Congratulations Guy Combes, from all of us at Picture This!
Reposted with permission from Artists for Conservation
Internationally acclaimed Kenyan artist Guy Combes has been recognized for his conservation leadership and artistic achievement with Artists for Conservation’s (AFC’s) top honor: the Simon Combes Conservation Artist Award. The award is especially significant in that it was established in memory of Guy’s father who was a world-renowned wildlife artist and prominent conservationist. AFC bestows the award annually to individuals for exemplifying the achievements and dedication of the award’s namesake.
AFC President and Founder, Jeff Whiting explains: “Guy is a remarkable artist who has made it his life’s work to protect the wildlife that inspires his art. It’s a special honor to recognize him for his work, given the family connection with the award. The last year has seen the loss of several conservation heros, including the passing of two prior Combes Award winners – David Shepherd and Pollyanna Pickering, as well as AFC Board Member Murray Phillips. Whiting adds “This year’s award is notable in that Guy isn’t just carrying on his father’s legacy or following his footsteps. He’s a true leader and accomplished artist in his own right, and someone who represents a new generation of artists rallying to the cause.” Guy joins a who’s-who roster of international recipients chosen for their artistic excellence and lifetime of extraordinary support of conservation, including David Shepherd, Robert Bateman, John Banovich, Robert Glen, Sue Stolberger, Pollyanna Pickering, Dr. Guy Harvey, Richard Ellis, John and Suzie Seerey-Lester, Karen Laurence-Rowe, Guy Coheleach and Mark Hobson.

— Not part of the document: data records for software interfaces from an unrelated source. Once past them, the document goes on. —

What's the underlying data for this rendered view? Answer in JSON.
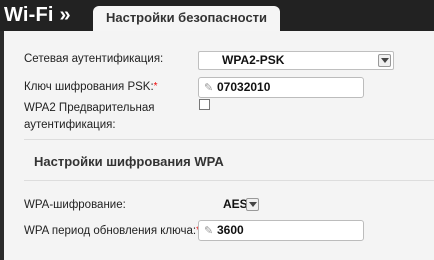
{
  "header": {
    "app_title": "Wi-Fi »",
    "tab_label": "Настройки безопасности"
  },
  "form": {
    "auth_label": "Сетевая аутентификация:",
    "auth_value": "WPA2-PSK",
    "psk_label": "Ключ шифрования PSK:",
    "psk_value": "07032010",
    "preauth_label_1": "WPA2 Предварительная",
    "preauth_label_2": "аутентификация:",
    "preauth_checked": false,
    "section_title": "Настройки шифрования WPA",
    "wpa_enc_label": "WPA-шифрование:",
    "wpa_enc_value": "AES",
    "rekey_label": "WPA период обновления ключа:",
    "rekey_value": "3600",
    "required_mark": "*"
  }
}
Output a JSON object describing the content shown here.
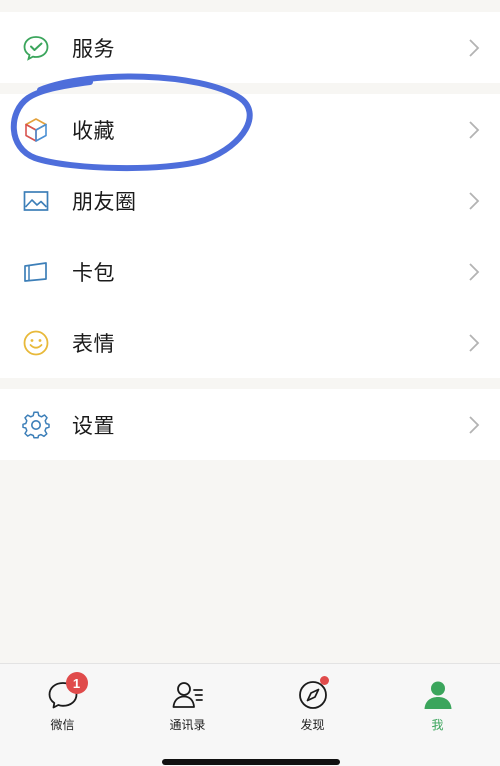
{
  "menu": {
    "services": {
      "label": "服务",
      "icon": "wechat-pay-icon"
    },
    "favorites": {
      "label": "收藏",
      "icon": "cube-icon"
    },
    "moments": {
      "label": "朋友圈",
      "icon": "image-icon"
    },
    "cards": {
      "label": "卡包",
      "icon": "card-wallet-icon"
    },
    "stickers": {
      "label": "表情",
      "icon": "smiley-icon"
    },
    "settings": {
      "label": "设置",
      "icon": "gear-icon"
    }
  },
  "tabbar": {
    "tabs": [
      {
        "label": "微信",
        "icon": "chat-bubble-icon",
        "badge": "1"
      },
      {
        "label": "通讯录",
        "icon": "contacts-icon"
      },
      {
        "label": "发现",
        "icon": "compass-icon"
      },
      {
        "label": "我",
        "icon": "person-icon"
      }
    ],
    "active": "我"
  },
  "colors": {
    "accent_green": "#3ba55c",
    "badge_red": "#e04b4b",
    "annotation_blue": "#3f62d8",
    "page_bg": "#f7f6f3"
  }
}
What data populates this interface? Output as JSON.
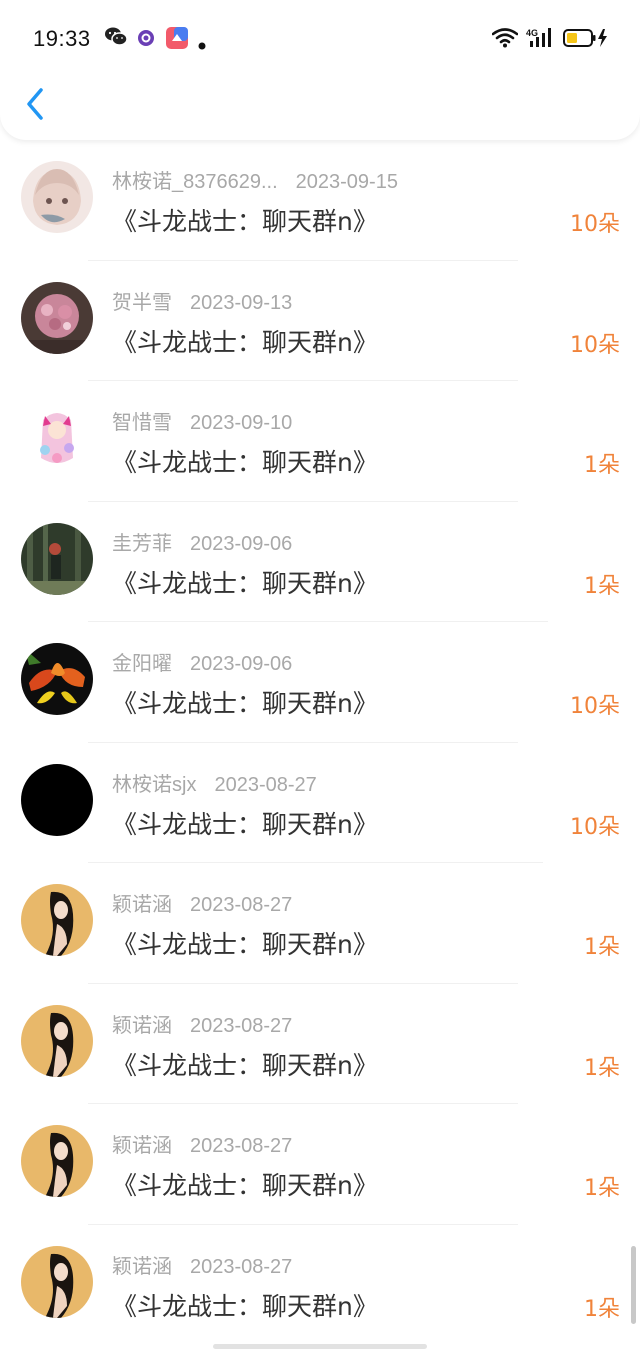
{
  "status_bar": {
    "time": "19:33",
    "network": "4G"
  },
  "nav": {
    "back_icon": "chevron-left-icon"
  },
  "colors": {
    "accent": "#2196f3",
    "amount": "#f0833a",
    "meta": "#a8a8a8",
    "title": "#333333"
  },
  "gifts": [
    {
      "name": "林桉诺_8376629...",
      "date": "2023-09-15",
      "title": "《斗龙战士：聊天群n》",
      "amount": "10朵"
    },
    {
      "name": "贺半雪",
      "date": "2023-09-13",
      "title": "《斗龙战士：聊天群n》",
      "amount": "10朵"
    },
    {
      "name": "智惜雪",
      "date": "2023-09-10",
      "title": "《斗龙战士：聊天群n》",
      "amount": "1朵"
    },
    {
      "name": "圭芳菲",
      "date": "2023-09-06",
      "title": "《斗龙战士：聊天群n》",
      "amount": "1朵"
    },
    {
      "name": "金阳曜",
      "date": "2023-09-06",
      "title": "《斗龙战士：聊天群n》",
      "amount": "10朵"
    },
    {
      "name": "林桉诺sjx",
      "date": "2023-08-27",
      "title": "《斗龙战士：聊天群n》",
      "amount": "10朵"
    },
    {
      "name": "颖诺涵",
      "date": "2023-08-27",
      "title": "《斗龙战士：聊天群n》",
      "amount": "1朵"
    },
    {
      "name": "颖诺涵",
      "date": "2023-08-27",
      "title": "《斗龙战士：聊天群n》",
      "amount": "1朵"
    },
    {
      "name": "颖诺涵",
      "date": "2023-08-27",
      "title": "《斗龙战士：聊天群n》",
      "amount": "1朵"
    },
    {
      "name": "颖诺涵",
      "date": "2023-08-27",
      "title": "《斗龙战士：聊天群n》",
      "amount": "1朵"
    }
  ]
}
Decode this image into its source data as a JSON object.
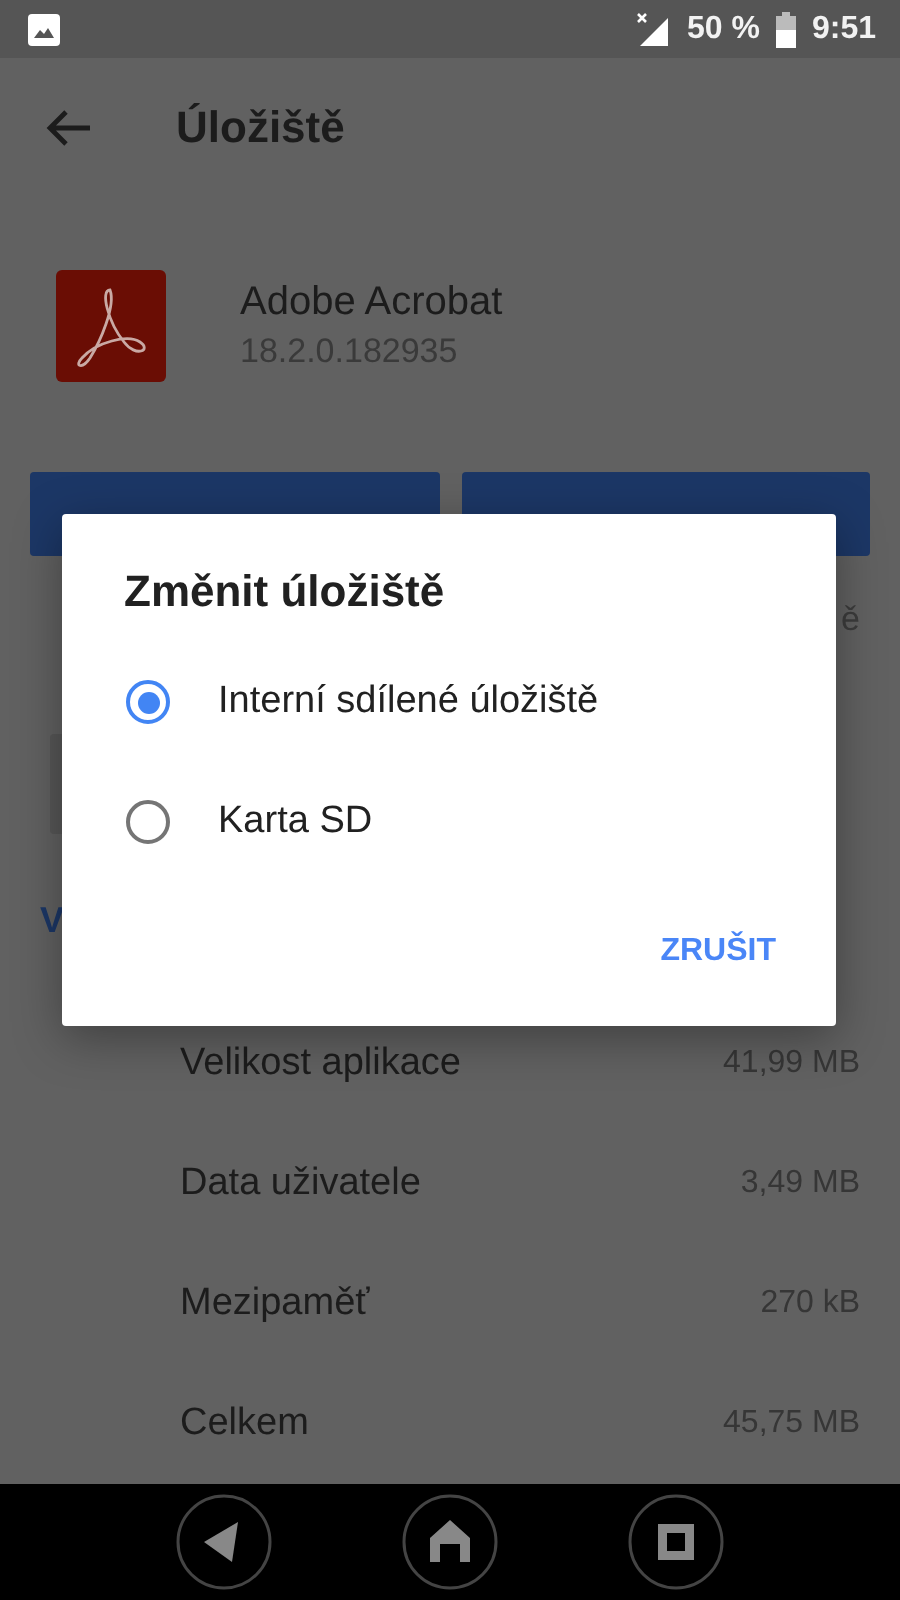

Aside from his career as an artist, Guy Combes is US Development Director for Soysambu Conservancy and sits on the board of Friends of Soysambu Conservancy, a US based non-profit fundraising organization. He has raised tens of thousands of dollars for a project to build mobile cattle enclosures to mitigate human-wildlife conflict and ensure that lions can continue to roam free on 48,000 acres of ideal habitat in Kenya’s central Rift Valley. This is especially crucial now that lions have been declared “vulnerable” on the IUCN Red List due to an alarmingly decreasing population.
Combes has also been involved in activism to stop environmentally insensitive development in the Serengeti and the destructive trade in ivory and rhino horn worldwide. He has raised funds for Action for Cheetahs in Kenya, Amboseli Trust for Elephants, Ol Pejeta Conservancy, The David Shepherd Wildlife Foundation, and many other grass-roots organizations with whom the artist has a personal connection. Guy has also pioneered an effective way of fundraising on social media with live auction painting sessions, creating the perfect nexus of artist, audience, and conservation philanthropy. Working from his studio in California and dividing his time between the US, England, and Kenya, Guy Combes uses his visibility as an international artist to draw attention to the plight of the wild things and wild places that have been so instrumental in his own development as an artist and as a human being.
In hearing of his nomination for the award, Guy reflected on his path to the present: “It seems not long ago I was pleased with myself that I could do a painting of a lion and sell it. Now my paintings help protect lions, so that they can roam free in the wild. This is the most rewarding thing I’ve ever done. While I mourn the loss of wildlife and wild places, I feel it’s more important to celebrate the triumph of nature in my work and to communicate the motivation I have to protect it.”
AFC’s Simon Combes Conservation Award was established in 2006 is the highest honour AFC presents to an artist member. The annual award has become the world’s most prestigious conservation award for visual artists. The award’s namesake, Simon Combes was a prominent member of AFC until his tragic passing in 2004, when he was killed in an encounter with a Cape Buffalo near his home. Simon was Project Director of the Kenya chapter of the Rhino Rescue Trust, an organization founded in 1985 to protect endangered species from being poached, and to help the communities surrounding Lake Nakuru National Park affected by wildlife conflicts.
Artists for Conservation
Artists for Conservation (AFC) is the world’s leading group of artists supporting the environment. Founded in 1997, the non-profit organization comprises a membership of 500 of the world’s most gifted nature artists from 27 countries, across five continents. Dedicated to nurture, promote and leverage its world-class community of artists in support of our natural world, AFC drives its mission through three key programs: Art & Environmental Education; Field Work & Research; and Artist Development. The Artists for Conservation Festival is AFC’s annual flagship initiative to showcase, support and further these programs. For more information, visit http://www.artistsforconservation.org.
Reposted with permission of Artists for Conservation. Original article here